Even amongst paleontologist who believe in Thomas Henry Huxley's 1860s Dinosaur to Bird Evolutionary Theory were divided about how exactly flight came into being. Two basic theories formed, one was called the ground up theory, the other was called the trees down theory.
In the ground up theory various paleontologists speculated that bi-pedal dinosaurs first evolved feathers and then accidentally stumbled into flight by evolving both speed and flight feathers on their forelimbs. This theory goes on to say that the basic flight stroke that birds use was first displayed in the grabbing motion of these dinosaurs when they were hunting. This does make sense as the flight stroke in birds is not a straight up and down motion as most would believe, it's actually a figure-eight like motion more like swimming or grabbing something and pulling it backwards. Bi-pedal dinosaurs with varying feathers had been found in the few years previous in all stages. Some having just down feathers and some having both down and flight feathers.
Still not everyone was convinced. Another group of paleontologists claimed the ground up theory was too complicated, that flight must have evolved first from gliding animals who lived in the trees. The discovery of microraptor thrilled this team of paleontologists who said something with four wings must be a glider! And seeing as it was the oldest dinosaur with flight feathers then that would mean by default that they were right.
Of course in all fields there are the negotiators and mugwumps who choose not to take sides. This debate is no different. There are some paleontologists who speculate that flight evolved numerous times among the dinosaur species and therefore could have come about in both ways.
Microraptor's Extra Wings are Speculated Upon
No one had seen anything with four wings in the current world or in paleontology so this proved to cause quite the stir. What were the back wings for exactly? Could they flap like the front wings? Could they aid in gliding? Or were they something entirely different?
Immediately it was thought that they were used for gliding like a flying squirrel, with all four legs spread out like a pancake. It didn't take long to disprove this theory. Although the forelimbs were capable of this dexterity the back limbs were much like other dinosaurs, created for bi-pedal movement like an ostrich or human. Microraptor could not flatten itself out like a pancake without completely dislodging both hind limbs from their hip sockets. Obviously this was not how it worked.
However this did not put an end to the gliding theory. Reconstructive paleontologists created a model of the strange little animal to put through a wind tunnel for tests with different positions being tried.
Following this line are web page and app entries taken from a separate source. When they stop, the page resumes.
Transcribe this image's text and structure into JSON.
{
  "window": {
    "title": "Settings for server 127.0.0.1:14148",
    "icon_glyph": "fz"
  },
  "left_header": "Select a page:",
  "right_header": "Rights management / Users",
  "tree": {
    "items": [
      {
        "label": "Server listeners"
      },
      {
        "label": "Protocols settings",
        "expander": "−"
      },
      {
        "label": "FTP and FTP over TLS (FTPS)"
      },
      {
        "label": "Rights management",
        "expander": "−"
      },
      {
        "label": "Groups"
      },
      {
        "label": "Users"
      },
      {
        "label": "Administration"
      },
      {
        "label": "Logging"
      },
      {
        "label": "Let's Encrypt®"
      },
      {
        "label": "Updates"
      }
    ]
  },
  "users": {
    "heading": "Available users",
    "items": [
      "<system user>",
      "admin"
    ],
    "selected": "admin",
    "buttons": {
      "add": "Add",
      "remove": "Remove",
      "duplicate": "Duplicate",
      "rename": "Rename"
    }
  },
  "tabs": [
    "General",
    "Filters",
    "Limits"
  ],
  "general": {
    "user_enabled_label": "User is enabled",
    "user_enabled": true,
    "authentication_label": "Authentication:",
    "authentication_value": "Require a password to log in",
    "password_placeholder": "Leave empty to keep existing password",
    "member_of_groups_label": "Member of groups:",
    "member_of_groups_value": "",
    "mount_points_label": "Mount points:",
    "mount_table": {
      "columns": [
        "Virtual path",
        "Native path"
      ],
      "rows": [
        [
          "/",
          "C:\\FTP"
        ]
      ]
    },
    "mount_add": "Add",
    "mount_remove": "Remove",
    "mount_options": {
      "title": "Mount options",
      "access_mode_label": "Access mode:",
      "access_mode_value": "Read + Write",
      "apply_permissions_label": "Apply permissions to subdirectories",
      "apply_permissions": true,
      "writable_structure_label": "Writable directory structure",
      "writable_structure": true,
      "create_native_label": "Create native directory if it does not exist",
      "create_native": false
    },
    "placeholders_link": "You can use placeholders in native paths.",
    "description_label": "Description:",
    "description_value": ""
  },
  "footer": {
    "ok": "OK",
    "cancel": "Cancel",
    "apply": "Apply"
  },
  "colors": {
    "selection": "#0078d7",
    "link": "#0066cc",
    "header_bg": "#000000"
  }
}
Holding it's legs under it in the typical bi-pedal fashion, the dinosaur seemed to create too much drag, and holding it's legs close to it's belly had much the same results. Only when the legs were tucked completely in with the feathers held over it's back/tail did the animal create proper lift. This confused paleontologists even more but I speculate there is a reason to this madness. Microraptor does not have a proper bird tail, and therefore could not have used it's tail to alter it's direction with any great accuracy. Flying squirrels have tails that whip around in circles and aid in their directional abilities and birds have robustly feathered, well muscled, and most importantly flexible tails to achieve their direction. Lizard tails are just too stiff to achieve this very well. Personally I think these extra "wings" were more like rudders in the absence of a proper flighted tail but who am I to say? Perhaps there's another explanation still...